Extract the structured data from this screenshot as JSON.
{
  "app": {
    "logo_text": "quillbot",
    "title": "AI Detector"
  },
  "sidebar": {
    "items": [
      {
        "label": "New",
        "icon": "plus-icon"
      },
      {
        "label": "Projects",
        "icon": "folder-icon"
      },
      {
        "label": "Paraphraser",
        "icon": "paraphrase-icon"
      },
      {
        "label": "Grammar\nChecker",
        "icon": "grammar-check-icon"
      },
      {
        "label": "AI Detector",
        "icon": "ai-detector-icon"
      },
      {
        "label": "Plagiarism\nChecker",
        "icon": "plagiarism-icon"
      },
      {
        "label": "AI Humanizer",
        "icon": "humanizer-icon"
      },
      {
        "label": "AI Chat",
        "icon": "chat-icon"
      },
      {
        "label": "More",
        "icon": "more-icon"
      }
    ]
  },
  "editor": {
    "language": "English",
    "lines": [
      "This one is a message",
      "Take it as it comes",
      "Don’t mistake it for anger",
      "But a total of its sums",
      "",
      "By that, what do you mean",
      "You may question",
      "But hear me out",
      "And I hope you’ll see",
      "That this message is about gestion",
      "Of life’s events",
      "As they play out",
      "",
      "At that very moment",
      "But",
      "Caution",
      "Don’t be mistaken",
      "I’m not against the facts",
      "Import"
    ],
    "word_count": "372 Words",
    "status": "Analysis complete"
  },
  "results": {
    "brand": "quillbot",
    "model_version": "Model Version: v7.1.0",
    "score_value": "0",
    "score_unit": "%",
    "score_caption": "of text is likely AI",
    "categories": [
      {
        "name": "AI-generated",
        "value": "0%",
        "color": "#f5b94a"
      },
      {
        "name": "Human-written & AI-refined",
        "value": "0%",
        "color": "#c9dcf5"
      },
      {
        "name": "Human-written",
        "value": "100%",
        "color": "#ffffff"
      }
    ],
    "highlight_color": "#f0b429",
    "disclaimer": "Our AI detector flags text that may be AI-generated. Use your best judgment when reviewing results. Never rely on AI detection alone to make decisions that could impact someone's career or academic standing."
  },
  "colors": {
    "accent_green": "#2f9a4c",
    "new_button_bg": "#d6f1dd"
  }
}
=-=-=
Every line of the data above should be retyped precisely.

- [Result of this task]
Extract the structured data from this screenshot as JSON.
{
  "app": {
    "logo_text": "quillbot",
    "title": "AI Detector"
  },
  "sidebar": {
    "items": [
      {
        "label": "New",
        "icon": "plus-icon"
      },
      {
        "label": "Projects",
        "icon": "folder-icon"
      },
      {
        "label": "Paraphraser",
        "icon": "paraphrase-icon"
      },
      {
        "label": "Grammar\nChecker",
        "icon": "grammar-check-icon"
      },
      {
        "label": "AI Detector",
        "icon": "ai-detector-icon"
      },
      {
        "label": "Plagiarism\nChecker",
        "icon": "plagiarism-icon"
      },
      {
        "label": "AI Humanizer",
        "icon": "humanizer-icon"
      },
      {
        "label": "AI Chat",
        "icon": "chat-icon"
      },
      {
        "label": "More",
        "icon": "more-icon"
      }
    ]
  },
  "editor": {
    "language": "English",
    "lines": [
      "This one is a message",
      "Take it as it comes",
      "Don’t mistake it for anger",
      "But a total of its sums",
      "",
      "By that, what do you mean",
      "You may question",
      "But hear me out",
      "And I hope you’ll see",
      "That this message is about gestion",
      "Of life’s events",
      "As they play out",
      "",
      "At that very moment",
      "But",
      "Caution",
      "Don’t be mistaken",
      "I’m not against the facts",
      "Import"
    ],
    "word_count": "372 Words",
    "status": "Analysis complete"
  },
  "results": {
    "brand": "quillbot",
    "model_version": "Model Version: v7.1.0",
    "score_value": "0",
    "score_unit": "%",
    "score_caption": "of text is likely AI",
    "categories": [
      {
        "name": "AI-generated",
        "value": "0%",
        "color": "#f5b94a"
      },
      {
        "name": "Human-written & AI-refined",
        "value": "0%",
        "color": "#c9dcf5"
      },
      {
        "name": "Human-written",
        "value": "100%",
        "color": "#ffffff"
      }
    ],
    "highlight_color": "#f0b429",
    "disclaimer": "Our AI detector flags text that may be AI-generated. Use your best judgment when reviewing results. Never rely on AI detection alone to make decisions that could impact someone's career or academic standing."
  },
  "colors": {
    "accent_green": "#2f9a4c",
    "new_button_bg": "#d6f1dd"
  }
}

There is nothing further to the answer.